Growing Regions – Boquete
Altitude (Meters) – 1000-1500
Cup Profile – Medium Body, Sweet, and Round Cup
Language – Spanish (official), English
Coffee Production (lbs.) – NA
Exports (lbs.) – NA
Botanical Varieties – Typica, Bourbon, Caturra
Wet Processed – Yes
Dry Processed – NA


Just as many exotic locations with none of the jet lag,  Mexico  is the closest coffee producing country to the  United States . A burgeoning tourism destination,  Mexico  is a diverse country with deserts, blue waters, mountains, huge cities, and small hamlets. Taking a step away from the new resorts and seaside resort complexes will land you right in the middle of prime coffee country. Ease of access and abundant quality coffee has turned greater buyer interest towards  Mexico  in the recent years. This has helped elevate  Mexico ’s status from blend coffee to single-source and organic specialty offerings. The following is an excerpt from Roast Magazine:
Mexican coffees are known for being light to medium in body with mild acidity and good balance. But because the often lack the richness and body many buyers look for, Mexican coffees were traditionally used in blends and as a flavoring base. Today  Mexico , like many other Central and South American countries is gaining new attention for its single origin, fair-trade and organic coffees. Some of this is due in part to the Mexican Coffee Council which has been working to increase Mexican coffee’s reputation by implementing an official quality certification program.
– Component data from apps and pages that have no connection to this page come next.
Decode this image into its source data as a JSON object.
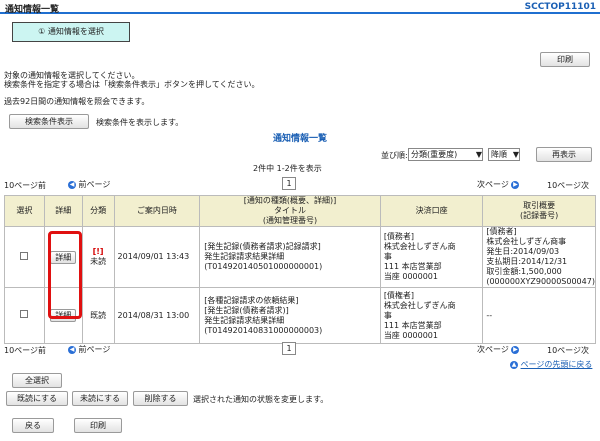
{
  "header": {
    "title": "通知情報一覧",
    "screen_code": "SCCTOP11101"
  },
  "step": {
    "label": "① 通知情報を選択"
  },
  "actions": {
    "print_top": "印刷",
    "print_bottom": "印刷",
    "back": "戻る"
  },
  "instructions": {
    "line1": "対象の通知情報を選択してください。",
    "line2": "検索条件を指定する場合は「検索条件表示」ボタンを押してください。",
    "line3": "過去92日間の通知情報を照会できます。"
  },
  "search": {
    "button": "検索条件表示",
    "hint": "検索条件を表示します。"
  },
  "list_title": "通知情報一覧",
  "sort": {
    "label": "並び順:",
    "field": "分類(重要度)",
    "order": "降順",
    "button": "再表示"
  },
  "count_text": "2件中 1-2件を表示",
  "pager": {
    "prev10": "10ページ前",
    "prev": "前ページ",
    "page": "1",
    "next": "次ページ",
    "next10": "10ページ次",
    "to_top": "ページの先頭に戻る"
  },
  "table": {
    "headers": [
      "選択",
      "詳細",
      "分類",
      "ご案内日時",
      "[通知の種類(概要、詳細)]\nタイトル\n(通知管理番号)",
      "決済口座",
      "取引概要\n(記録番号)"
    ],
    "detail_label": "詳細",
    "rows": [
      {
        "tag": "[!]",
        "status": "未読",
        "date": "2014/09/01 13:43",
        "notice_l1": "[発生記録(債務者請求)記録請求]",
        "notice_l2": "発生記録請求結果詳細",
        "notice_l3": "(T014920140501000000001)",
        "acct_l1": "[債務者]",
        "acct_l2": "株式会社しずぎん商",
        "acct_l3": "事",
        "acct_l4": "111 本店営業部",
        "acct_l5": "当座 0000001",
        "tx_l1": "[債務者]",
        "tx_l2": "株式会社しずぎん商事",
        "tx_l3": "発生日:2014/09/03",
        "tx_l4": "支払期日:2014/12/31",
        "tx_l5": "取引金額:1,500,000",
        "tx_l6": "(000000XYZ90000S00047)"
      },
      {
        "tag": "",
        "status": "既読",
        "date": "2014/08/31 13:00",
        "notice_l1": "[各種記録請求の依頼結果]",
        "notice_l2": "[発生記録(債務者請求)]",
        "notice_l3": "発生記録請求結果詳細",
        "notice_l4": "(T014920140831000000003)",
        "acct_l1": "[債権者]",
        "acct_l2": "株式会社しずぎん商",
        "acct_l3": "事",
        "acct_l4": "111 本店営業部",
        "acct_l5": "当座 0000001",
        "tx_l1": "--"
      }
    ]
  },
  "bulk": {
    "select_all": "全選択",
    "mark_read": "既読にする",
    "mark_unread": "未読にする",
    "delete": "削除する",
    "hint": "選択された通知の状態を変更します。"
  },
  "colors": {
    "accent_blue": "#1a5fb4",
    "header_bg": "#f2efcf",
    "step_bg": "#ccf5f2",
    "highlight_red": "#e01010"
  }
}
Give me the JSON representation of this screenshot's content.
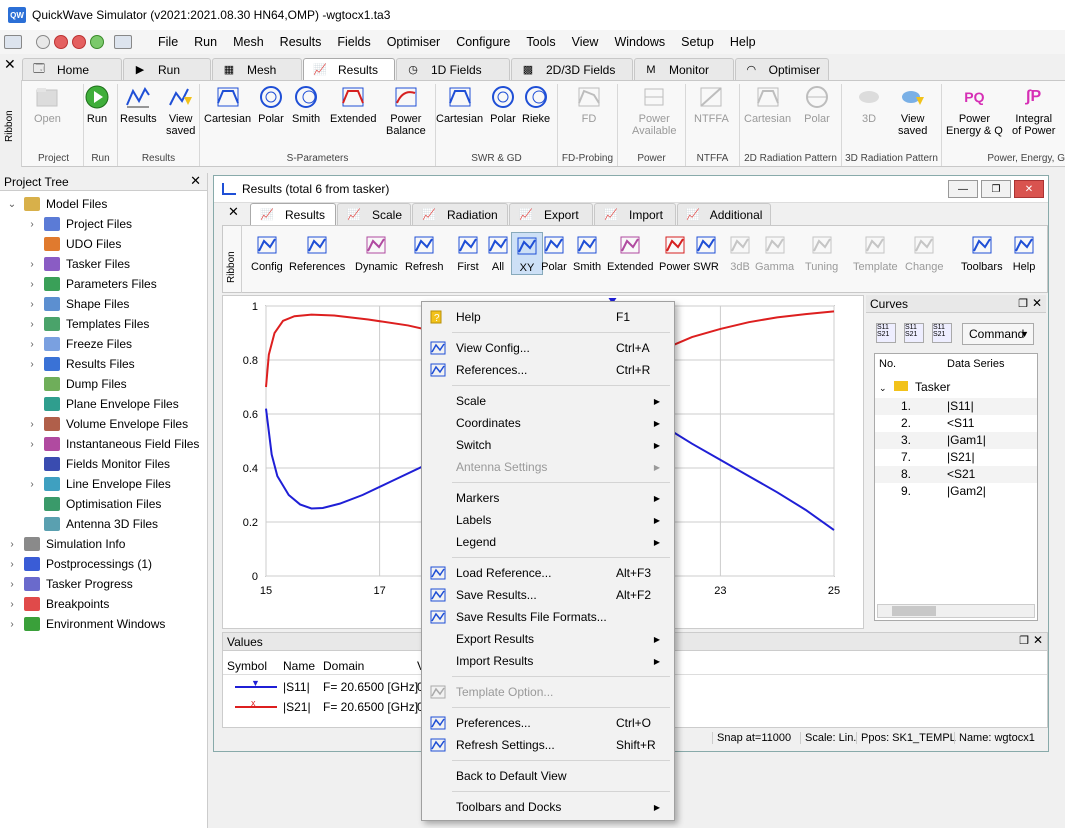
{
  "window": {
    "app_icon": "QW",
    "title": "QuickWave Simulator (v2021:2021.08.30 HN64,OMP) -wgtocx1.ta3"
  },
  "menubar": [
    "File",
    "Run",
    "Mesh",
    "Results",
    "Fields",
    "Optimiser",
    "Configure",
    "Tools",
    "View",
    "Windows",
    "Setup",
    "Help"
  ],
  "ribbon": {
    "side_label": "Ribbon",
    "tabs": [
      "Home",
      "Run",
      "Mesh",
      "Results",
      "1D Fields",
      "2D/3D Fields",
      "Monitor",
      "Optimiser"
    ],
    "active_tab": "Results",
    "groups": {
      "project": {
        "label": "Project",
        "open": "Open"
      },
      "run": {
        "label": "Run",
        "run": "Run"
      },
      "results": {
        "label": "Results",
        "results": "Results",
        "view_saved_1": "View",
        "view_saved_2": "saved"
      },
      "sparams": {
        "label": "S-Parameters",
        "cartesian": "Cartesian",
        "polar": "Polar",
        "smith": "Smith",
        "extended": "Extended",
        "power_balance_1": "Power",
        "power_balance_2": "Balance"
      },
      "swr": {
        "label": "SWR & GD",
        "cartesian": "Cartesian",
        "polar": "Polar",
        "rieke": "Rieke"
      },
      "fd": {
        "label": "FD-Probing",
        "fd": "FD"
      },
      "power": {
        "label": "Power",
        "pa_1": "Power",
        "pa_2": "Available"
      },
      "ntffa": {
        "label": "NTFFA",
        "ntffa": "NTFFA"
      },
      "rad2d": {
        "label": "2D Radiation Pattern",
        "cartesian": "Cartesian",
        "polar": "Polar"
      },
      "rad3d": {
        "label": "3D Radiation Pattern",
        "three_d": "3D",
        "view_saved_1": "View",
        "view_saved_2": "saved"
      },
      "energy": {
        "label": "Power, Energy, G",
        "pe_1": "Power",
        "pe_2": "Energy & Q",
        "ip_1": "Integral",
        "ip_2": "of Power"
      }
    }
  },
  "project_tree": {
    "title": "Project Tree",
    "items": [
      {
        "label": "Model Files",
        "chev": "⌄",
        "level": 0
      },
      {
        "label": "Project Files",
        "chev": "›",
        "level": 1
      },
      {
        "label": "UDO Files",
        "chev": "",
        "level": 1
      },
      {
        "label": "Tasker Files",
        "chev": "›",
        "level": 1
      },
      {
        "label": "Parameters Files",
        "chev": "›",
        "level": 1
      },
      {
        "label": "Shape Files",
        "chev": "›",
        "level": 1
      },
      {
        "label": "Templates Files",
        "chev": "›",
        "level": 1
      },
      {
        "label": "Freeze Files",
        "chev": "›",
        "level": 1
      },
      {
        "label": "Results Files",
        "chev": "›",
        "level": 1
      },
      {
        "label": "Dump Files",
        "chev": "",
        "level": 1
      },
      {
        "label": "Plane Envelope Files",
        "chev": "",
        "level": 1
      },
      {
        "label": "Volume Envelope Files",
        "chev": "›",
        "level": 1
      },
      {
        "label": "Instantaneous Field Files",
        "chev": "›",
        "level": 1
      },
      {
        "label": "Fields Monitor Files",
        "chev": "",
        "level": 1
      },
      {
        "label": "Line Envelope Files",
        "chev": "›",
        "level": 1
      },
      {
        "label": "Optimisation Files",
        "chev": "",
        "level": 1
      },
      {
        "label": "Antenna 3D Files",
        "chev": "",
        "level": 1
      },
      {
        "label": "Simulation Info",
        "chev": "›",
        "level": 0
      },
      {
        "label": "Postprocessings (1)",
        "chev": "›",
        "level": 0
      },
      {
        "label": "Tasker Progress",
        "chev": "›",
        "level": 0
      },
      {
        "label": "Breakpoints",
        "chev": "›",
        "level": 0
      },
      {
        "label": "Environment Windows",
        "chev": "›",
        "level": 0
      }
    ]
  },
  "results_window": {
    "title": "Results (total 6 from tasker)",
    "side_label": "Ribbon",
    "tabs": [
      "Results",
      "Scale",
      "Radiation",
      "Export",
      "Import",
      "Additional"
    ],
    "tools": [
      {
        "label": "Config",
        "dis": false
      },
      {
        "label": "References",
        "dis": false
      },
      {
        "label": "Dynamic",
        "dis": false
      },
      {
        "label": "Refresh",
        "dis": false
      },
      {
        "label": "First",
        "dis": false
      },
      {
        "label": "All",
        "dis": false
      },
      {
        "label": "XY",
        "dis": false
      },
      {
        "label": "Polar",
        "dis": false
      },
      {
        "label": "Smith",
        "dis": false
      },
      {
        "label": "Extended",
        "dis": false
      },
      {
        "label": "Power",
        "dis": false
      },
      {
        "label": "SWR",
        "dis": false
      },
      {
        "label": "3dB",
        "dis": true
      },
      {
        "label": "Gamma",
        "dis": true
      },
      {
        "label": "Tuning",
        "dis": true
      },
      {
        "label": "Template",
        "dis": true
      },
      {
        "label": "Change",
        "dis": true
      },
      {
        "label": "Toolbars",
        "dis": false
      },
      {
        "label": "Help",
        "dis": false
      }
    ]
  },
  "chart_data": {
    "type": "line",
    "x_ticks": [
      "15",
      "17",
      "19",
      "21",
      "23",
      "25"
    ],
    "y_ticks": [
      "0",
      "0.2",
      "0.4",
      "0.6",
      "0.8",
      "1"
    ],
    "xlim": [
      15,
      25
    ],
    "ylim": [
      0,
      1
    ],
    "grid": true,
    "series": [
      {
        "name": "|S11|",
        "color": "#1f1fd6",
        "points": [
          [
            15,
            0.62
          ],
          [
            15.1,
            0.45
          ],
          [
            15.2,
            0.37
          ],
          [
            15.4,
            0.3
          ],
          [
            15.6,
            0.265
          ],
          [
            15.8,
            0.25
          ],
          [
            16.0,
            0.252
          ],
          [
            16.3,
            0.268
          ],
          [
            16.7,
            0.3
          ],
          [
            17.2,
            0.35
          ],
          [
            17.8,
            0.41
          ],
          [
            18.2,
            0.44
          ],
          [
            18.5,
            0.47
          ],
          [
            20.3,
            0.62
          ],
          [
            20.8,
            0.66
          ],
          [
            21.1,
            0.68
          ],
          [
            21.6,
            0.61
          ],
          [
            22.0,
            0.555
          ],
          [
            22.5,
            0.49
          ],
          [
            23.0,
            0.43
          ],
          [
            23.5,
            0.37
          ],
          [
            24.0,
            0.31
          ],
          [
            24.5,
            0.245
          ],
          [
            25.0,
            0.17
          ]
        ]
      },
      {
        "name": "|S21|",
        "color": "#dd1f1f",
        "points": [
          [
            15,
            0.7
          ],
          [
            15.05,
            0.82
          ],
          [
            15.15,
            0.9
          ],
          [
            15.3,
            0.945
          ],
          [
            15.5,
            0.962
          ],
          [
            15.8,
            0.968
          ],
          [
            16.2,
            0.965
          ],
          [
            16.8,
            0.95
          ],
          [
            17.5,
            0.928
          ],
          [
            18.2,
            0.895
          ],
          [
            18.5,
            0.872
          ],
          [
            21.0,
            0.735
          ],
          [
            21.1,
            0.73
          ],
          [
            21.6,
            0.79
          ],
          [
            22.0,
            0.84
          ],
          [
            22.5,
            0.885
          ],
          [
            23.0,
            0.915
          ],
          [
            23.5,
            0.94
          ],
          [
            24.0,
            0.958
          ],
          [
            24.5,
            0.97
          ],
          [
            25.0,
            0.98
          ]
        ]
      }
    ]
  },
  "curves_panel": {
    "title": "Curves",
    "command_label": "Command",
    "headers": {
      "no": "No.",
      "series": "Data Series"
    },
    "group": "Tasker",
    "rows": [
      {
        "no": "1.",
        "name": "|S11|"
      },
      {
        "no": "2.",
        "name": "<S11"
      },
      {
        "no": "3.",
        "name": "|Gam1|"
      },
      {
        "no": "7.",
        "name": "|S21|"
      },
      {
        "no": "8.",
        "name": "<S21"
      },
      {
        "no": "9.",
        "name": "|Gam2|"
      }
    ]
  },
  "values_panel": {
    "title": "Values",
    "headers": {
      "symbol": "Symbol",
      "name": "Name",
      "domain": "Domain",
      "value": "V"
    },
    "rows": [
      {
        "name": "|S11|",
        "domain": "F= 20.6500 [GHz]",
        "value": "0",
        "color": "#1f1fd6",
        "marker": "▼"
      },
      {
        "name": "|S21|",
        "domain": "F= 20.6500 [GHz]",
        "value": "0",
        "color": "#dd1f1f",
        "marker": "x"
      }
    ]
  },
  "statusbar": {
    "snap": "Snap at=11000",
    "scale": "Scale: Lin.",
    "ppos": "Ppos: SK1_TEMPL",
    "name": "Name: wgtocx1"
  },
  "context_menu": {
    "items": [
      {
        "label": "Help",
        "key": "F1",
        "icon": "help-icon"
      },
      {
        "sep": true
      },
      {
        "label": "View Config...",
        "key": "Ctrl+A",
        "icon": "config-icon"
      },
      {
        "label": "References...",
        "key": "Ctrl+R",
        "icon": "references-icon"
      },
      {
        "sep": true
      },
      {
        "label": "Scale",
        "sub": true
      },
      {
        "label": "Coordinates",
        "sub": true
      },
      {
        "label": "Switch",
        "sub": true
      },
      {
        "label": "Antenna Settings",
        "sub": true,
        "dis": true
      },
      {
        "sep": true
      },
      {
        "label": "Markers",
        "sub": true
      },
      {
        "label": "Labels",
        "sub": true
      },
      {
        "label": "Legend",
        "sub": true
      },
      {
        "sep": true
      },
      {
        "label": "Load Reference...",
        "key": "Alt+F3",
        "icon": "load-icon"
      },
      {
        "label": "Save Results...",
        "key": "Alt+F2",
        "icon": "save-icon"
      },
      {
        "label": "Save Results File Formats...",
        "icon": "save-formats-icon"
      },
      {
        "label": "Export Results",
        "sub": true
      },
      {
        "label": "Import Results",
        "sub": true
      },
      {
        "sep": true
      },
      {
        "label": "Template Option...",
        "dis": true,
        "icon": "template-icon"
      },
      {
        "sep": true
      },
      {
        "label": "Preferences...",
        "key": "Ctrl+O",
        "icon": "preferences-icon"
      },
      {
        "label": "Refresh Settings...",
        "key": "Shift+R",
        "icon": "refresh-icon"
      },
      {
        "sep": true
      },
      {
        "label": "Back to Default View"
      },
      {
        "sep": true
      },
      {
        "label": "Toolbars and Docks",
        "sub": true
      }
    ]
  }
}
This is also partly due to consumers increased interest in high-quality single-origin coffees. “We’ve seen the same things happening in  Mexico  that we’ve seen in other regions,” says Andrew Miller, president of Café Imports. “People have started understanding the uniqueness of different regions.  Mexico  has recognized that it has different regions and each region has its own flavor.” Mexico  also has a long history of offering organic and fair-trade coffees, something that helps set it apart from other newer-to-the-fold countries. Currently  Mexico  is the main producer of organic coffee in the world according to the Mexican Coffee Council. “I think ( Mexico ) was one of the first countries doing organic and fair trade,” Miller says, “They were early on the roster of fair trade producers. Part of what happened had to do with the coffee crisis—people who wanted to stay in the game had to differentiate. Mexican coffee is also popular in the  United States  for one of the same reasons that coffee from  Hawaii  is popular. “ Mexico  is accessible,” says Miller, “It’s easy to get there and safe to go there.” And once people visit a place, they often purchase coffee from that place, regardless of taste or quality.

Growing Regions – ChiapasOaxacaVeracruzCoatepec
Altitude (Meters) – 800-1700
Cup Profile – Medium Body and Sweet
Language – Spanish, various Mayan, Nahuatl, and other regional indigenous languages
Coffee Production (lbs.) – 817,476,000
Exports (lbs.) – 575,256,000
Botanical Varieties – Bourbon, Typica, Mundo Nuevo, Catura, Maragogype
Wet Processed – Yes
Dry Processed – Yes